2014 Tobacco Dependence Indicator Report

Purpose of the Health Indicator Report

To provide information on tobacco use and level of addiction among adults aged 18 and over living in Halton Region.

Background

Nicotine is the component of tobacco that makes cigarettes addictive.1 Nicotine is absorbed through the lungs and moves through the bloodstream and into the brain in as little as 10 seconds.1 This almost immediately causes an increase in heart rate and blood pressure.1 The majority of smokers become dependent on the nicotine within tobacco products and will experience withdrawal symptoms after a couple of hours without a cigarette.1 Many smokers continue to smoke to avoid feeling this way.1 Despite the addicting nature of tobacco products, it is possible to quit. There are many resources available in Halton on smoking and tobacco use to assist in breaking this detrimental habit.

The Heaviness of Smoking Index (HSI) is used to calculate the level of dependence an individual has on tobacco. This calculation takes into account both the number of cigarettes smoked by an individual per day as well as the time between waking up and having the first cigarette.

This Health Indicator Report uses data from the Rapid Risk Factor Surveillance System. Please note that due to such few responses, it was not feasible to break the data down by demographics (ie. sex, age, municipality, income and education).

Key Findings

Trends Over Time

  • In 2014, 50% of Halton adults who smoke reported smoking 10 cigarettes or less per day and 47% reported smoking 11-20 per day. The percentage of adults who smoked 21-30, or 31 or more cigarettes per day were not reportable.
  • There were no statistically significant changes in the percentage of adults who smoke 10 cigarettes or less, 11-20, 21-30, or 31 or more per day from 2005 to 2014.

Trends Over Time

  • In 2014, based on the HSI calculation, 66% of Halton adults who smoke were found to have a low dependence on tobacco, and 33% were found to have medium dependence. The percentage of adults who were found to have a high dependence on tobacco was not reportable.
  • There were no statistically significant changes in the percentage of adults who were found to have a low, medium, or high dependence on tobacco from 2005 to 2014.

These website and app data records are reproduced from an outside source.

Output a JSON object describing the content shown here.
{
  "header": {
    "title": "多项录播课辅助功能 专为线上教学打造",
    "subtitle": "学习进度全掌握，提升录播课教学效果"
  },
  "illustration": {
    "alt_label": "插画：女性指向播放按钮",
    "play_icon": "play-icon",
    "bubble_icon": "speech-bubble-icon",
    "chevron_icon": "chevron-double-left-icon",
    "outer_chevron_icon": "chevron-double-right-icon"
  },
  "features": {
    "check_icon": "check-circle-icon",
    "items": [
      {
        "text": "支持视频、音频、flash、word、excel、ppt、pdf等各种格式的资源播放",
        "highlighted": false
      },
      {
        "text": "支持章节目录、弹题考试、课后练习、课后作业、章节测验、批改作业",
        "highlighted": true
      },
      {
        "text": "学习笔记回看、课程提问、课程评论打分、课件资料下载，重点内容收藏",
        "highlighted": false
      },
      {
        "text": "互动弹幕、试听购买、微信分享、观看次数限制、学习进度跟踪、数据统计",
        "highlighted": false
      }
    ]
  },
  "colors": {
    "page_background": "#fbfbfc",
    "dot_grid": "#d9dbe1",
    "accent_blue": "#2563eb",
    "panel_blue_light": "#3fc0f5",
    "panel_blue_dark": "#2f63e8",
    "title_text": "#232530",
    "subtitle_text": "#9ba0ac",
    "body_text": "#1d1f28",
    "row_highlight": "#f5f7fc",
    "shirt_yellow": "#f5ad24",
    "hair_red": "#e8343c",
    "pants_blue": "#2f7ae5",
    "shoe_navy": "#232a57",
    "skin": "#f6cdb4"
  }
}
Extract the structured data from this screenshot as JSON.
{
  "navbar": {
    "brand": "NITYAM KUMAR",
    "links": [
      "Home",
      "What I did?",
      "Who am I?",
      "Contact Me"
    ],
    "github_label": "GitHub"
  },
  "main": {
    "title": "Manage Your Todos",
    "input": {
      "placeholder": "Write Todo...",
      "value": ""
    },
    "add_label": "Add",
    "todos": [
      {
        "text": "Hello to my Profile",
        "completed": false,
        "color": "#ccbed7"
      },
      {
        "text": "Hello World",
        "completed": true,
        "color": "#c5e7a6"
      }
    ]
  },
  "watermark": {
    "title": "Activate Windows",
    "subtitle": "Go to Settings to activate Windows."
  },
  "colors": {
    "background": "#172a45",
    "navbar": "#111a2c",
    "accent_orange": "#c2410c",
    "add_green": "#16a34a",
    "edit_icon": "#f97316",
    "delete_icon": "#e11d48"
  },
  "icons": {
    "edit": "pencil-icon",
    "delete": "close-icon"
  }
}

References

  1. Health Canada. 2013. Nicotine Addiction. Accessed July 2015 from http://healthycanadians.gc.ca/healthy-living-vie-saine/tobacco-tabac/addiction-dependance-eng.php (external link)